"The university is a cruel institution. It takes the best and the brightest, promises them the world, and then it throws most of them to the dogs. The vast majority of scholars start out as fresh-eyed and bushy-tailed newly minted assistant professors; their career peaks as they become tenured associate professors; and from then on their human capital declines steadily for reasons that are mostly not under their control. As a result, there is a lot of bitterness and resentment floating around in the heads of the tenured faculty."
"Disciplines are controlled by journal editors and leading scholars who collectively decide what gets published in the top journals, who is awarded tenure, and which activities are to be supported by grants and showered with honors. There are selection biases in place that create a tendency for self-perpetuation. Perhaps most importantly, there is a natural bias toward gerontocracy that benefits scholars who are in mid-career or even over the hill. This is the group from which journal editors and leading scholars are drawn from, and they will tend to favor traditional work and support clones of themselves."

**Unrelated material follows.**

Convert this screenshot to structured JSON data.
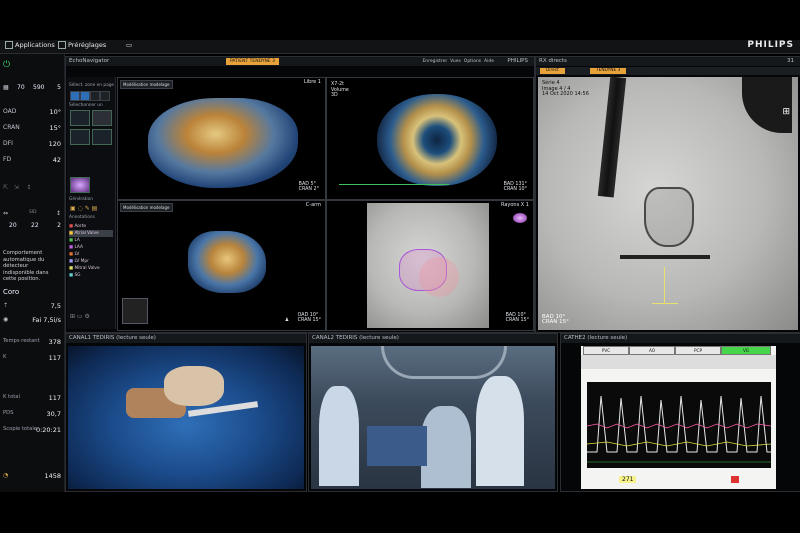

August 27, 2016 | Permalink
It started when Tom and his pals at 4ip funded Newspaper Club (for which I'll always be grateful).
He forced us to go and get investment advice from some people on Great Portland Street. It was probably great advice but in my arrogance at the time I dismissed it as 'old rope' and was forced to protest in the only way I knew - I wrote a description of their business on Gowalla but disguised it as a write-up of an imaginary business from a parallel world. It was a tiny, tiny joke.
Here it is:
But, I liked the idea of people checking into these silly things (and, as you can see, at least 10 people did) so I began to write more, when I had an idle minute somewhere. I tagged it all Utherly.
And, having started with an Old Roperie I ended up with a String District and fairly soon I had the beginnings of an alternative psychogeography of London. I'm not sure it worked very well to be honest, those kinds of thing have to handled really well to be any good and I'm not sure I paid it enough attention. Too many puns and nostalgerie.
And then Gowalla died and my tiny jokes became a set of screen-grabs in a folder.
And then along came Hi - Craig's splendid tool for writing about and in the world and I wanted to do something with that. So I started writing more Utherly, beginning with the Low Trees of Store Street.
Utherly on Hi did much of the same silliness:
But it also ventured out of London (writing on trains and motorways). I quite enjoyed Sketchley Park's invention of Cleaning Action at a Distance.
I like doing this kind of thing, writing in corners of the internet, places that are public but quiet. Where people might stumble across things without much expectation and might quite enjoy them. I especially like, for some reason, when it's connected to geography.
The problem with the quiet corners though is that they don't last for long and now Hi is going the way of Gowalla. Though it's closing down with a lot of class.
Should you be interested there's an Utherly archive. It's only screengrabs but it's a little souvenir.
I'm off to find another place-based story-telling tool and to doom it with my writing.
August 25, 2016 | Permalink